Dr Jennifer Johnston assisted with the stakeholder workshops and the feasibility study.
This work was supported by funding from the NHMRC (GNT1072213) and the Cancer Institute NSW (13/ECF/1-11). The funding body did not have any role in the design of the study and collection, analysis and interpretation of data.
Ethics approval and consent to participate
Ethical approval was provided by the Hunter New England Human Research Ethics Committee (Ref. 14/06/18/5.04). All participants participate in the initial qualitative study and state-wide survey provided written informed consent.
Consent for publication
Not applicable—the manuscript does not contain any individual person’s data.
The authors declare that they have no competing interests.
Springer Nature remains neutral with regard to jurisdictional claims in published maps and institutional affiliations.

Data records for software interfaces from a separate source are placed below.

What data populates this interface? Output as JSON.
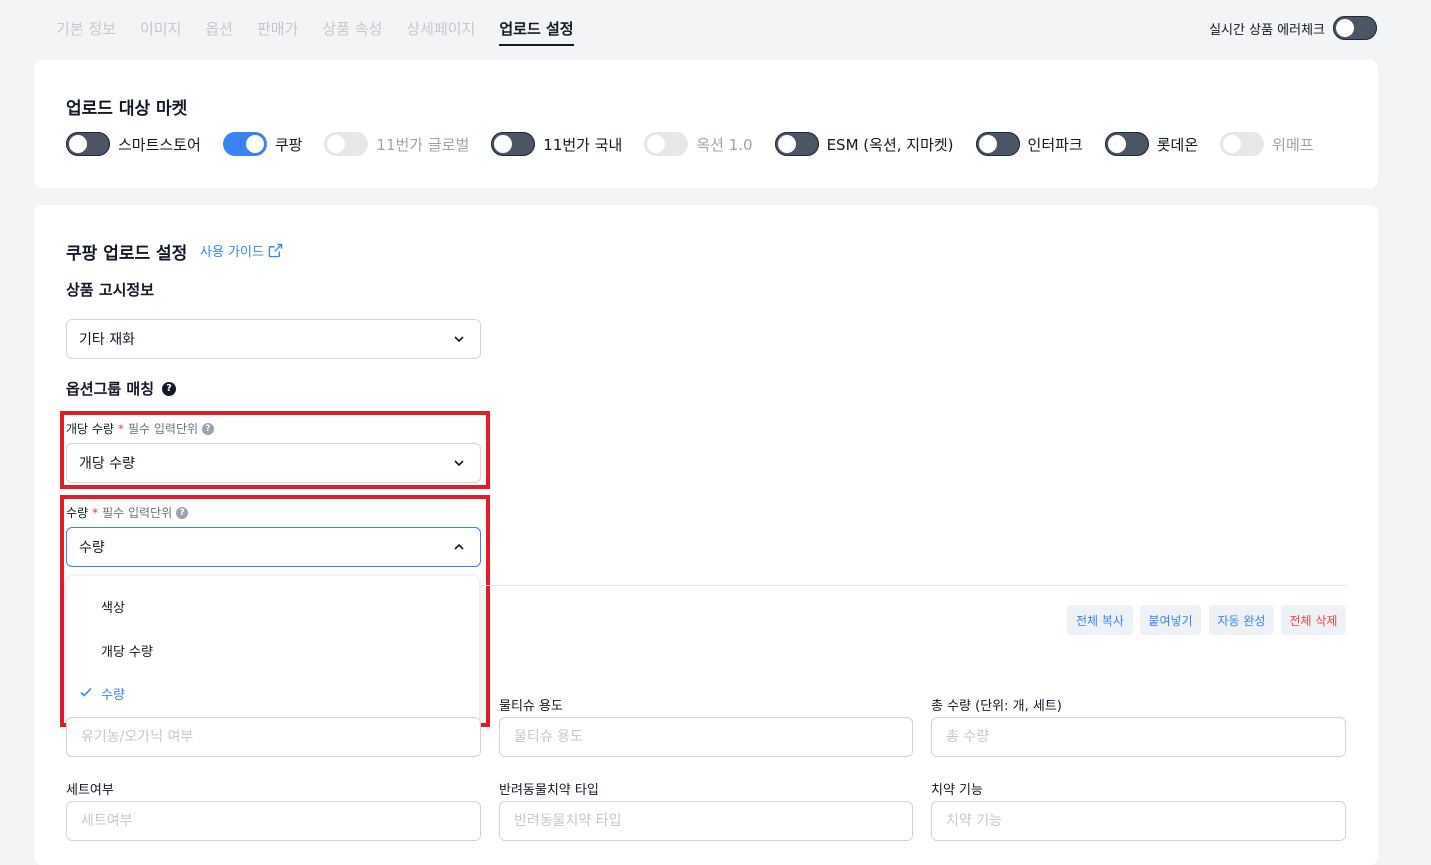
{
  "tabs": [
    {
      "label": "기본 정보"
    },
    {
      "label": "이미지"
    },
    {
      "label": "옵션"
    },
    {
      "label": "판매가"
    },
    {
      "label": "상품 속성"
    },
    {
      "label": "상세페이지"
    },
    {
      "label": "업로드 설정"
    }
  ],
  "error_check": {
    "label": "실시간 상품 에러체크"
  },
  "market_section": {
    "title": "업로드 대상 마켓",
    "markets": [
      {
        "label": "스마트스토어",
        "state": "off"
      },
      {
        "label": "쿠팡",
        "state": "on"
      },
      {
        "label": "11번가 글로벌",
        "state": "disabled"
      },
      {
        "label": "11번가 국내",
        "state": "off"
      },
      {
        "label": "옥션 1.0",
        "state": "disabled"
      },
      {
        "label": "ESM (옥션, 지마켓)",
        "state": "off"
      },
      {
        "label": "인터파크",
        "state": "off"
      },
      {
        "label": "롯데온",
        "state": "off"
      },
      {
        "label": "위메프",
        "state": "disabled"
      }
    ]
  },
  "coupang": {
    "title": "쿠팡 업로드 설정",
    "guide_label": "사용 가이드",
    "notice_title": "상품 고시정보",
    "notice_value": "기타 재화",
    "option_group_title": "옵션그룹 매칭",
    "field1": {
      "label": "개당 수량",
      "required_mark": "*",
      "hint": "필수 입력단위",
      "value": "개당 수량"
    },
    "field2": {
      "label": "수량",
      "required_mark": "*",
      "hint": "필수 입력단위",
      "value": "수량"
    },
    "dropdown_options": [
      {
        "label": "색상",
        "selected": false
      },
      {
        "label": "개당 수량",
        "selected": false
      },
      {
        "label": "수량",
        "selected": true
      }
    ]
  },
  "actions": {
    "copy_all": "전체 복사",
    "paste": "붙여넣기",
    "autocomplete": "자동 완성",
    "delete_all": "전체 삭제"
  },
  "attributes": {
    "organic": {
      "placeholder": "유기농/오가닉 여부"
    },
    "wet_tissue": {
      "label": "물티슈 용도",
      "placeholder": "물티슈 용도"
    },
    "total_qty": {
      "label": "총 수량 (단위: 개, 세트)",
      "placeholder": "총 수량"
    },
    "set": {
      "label": "세트여부",
      "placeholder": "세트여부"
    },
    "pet_toothpaste": {
      "label": "반려동물치약 타입",
      "placeholder": "반려동물치약 타입"
    },
    "toothpaste_function": {
      "label": "치약 기능",
      "placeholder": "치약 기능"
    }
  },
  "colors": {
    "accent": "#3b82f6",
    "danger": "#ef4444",
    "highlight": "#e11d2a"
  }
}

Provide further details regarding the barriers and enablers to provision of smoking cessation support identified in our initial research.

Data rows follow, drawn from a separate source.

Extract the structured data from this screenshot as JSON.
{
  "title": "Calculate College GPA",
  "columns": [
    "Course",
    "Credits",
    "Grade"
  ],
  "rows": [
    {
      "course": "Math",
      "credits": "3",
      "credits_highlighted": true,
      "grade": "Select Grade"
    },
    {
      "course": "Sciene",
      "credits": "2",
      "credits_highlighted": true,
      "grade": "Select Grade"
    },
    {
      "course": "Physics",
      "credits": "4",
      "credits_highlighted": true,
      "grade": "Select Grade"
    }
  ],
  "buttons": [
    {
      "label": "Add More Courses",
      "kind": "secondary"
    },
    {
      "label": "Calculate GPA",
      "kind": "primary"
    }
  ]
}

Shows the results of Step 5 – Use of the APEASE criteria to identify potentially relevant intervention functions.
Shows the results of Step 7 – Use of the APEASE criteria by the stakeholder workshop participants to review potential BCTs.
Completed TIDieR checklist for the MOHMQuit intervention.
About this article
Cite this article
Passey, M.E., Adams, C., Paul, C. et al. Improving implementation of smoking cessation guidelines in pregnancy care: development of an intervention to address system, maternity service leader and clinician factors. Implement Sci Commun 2, 128 (2021). https://doi.org/10.1186/s43058-021-00235-5
- Behaviour Change Wheel
- Theoretical Domains Framework
- Stakeholder engagement
- Smoking in pregnancy
- Smoking cessation
- Antenatal care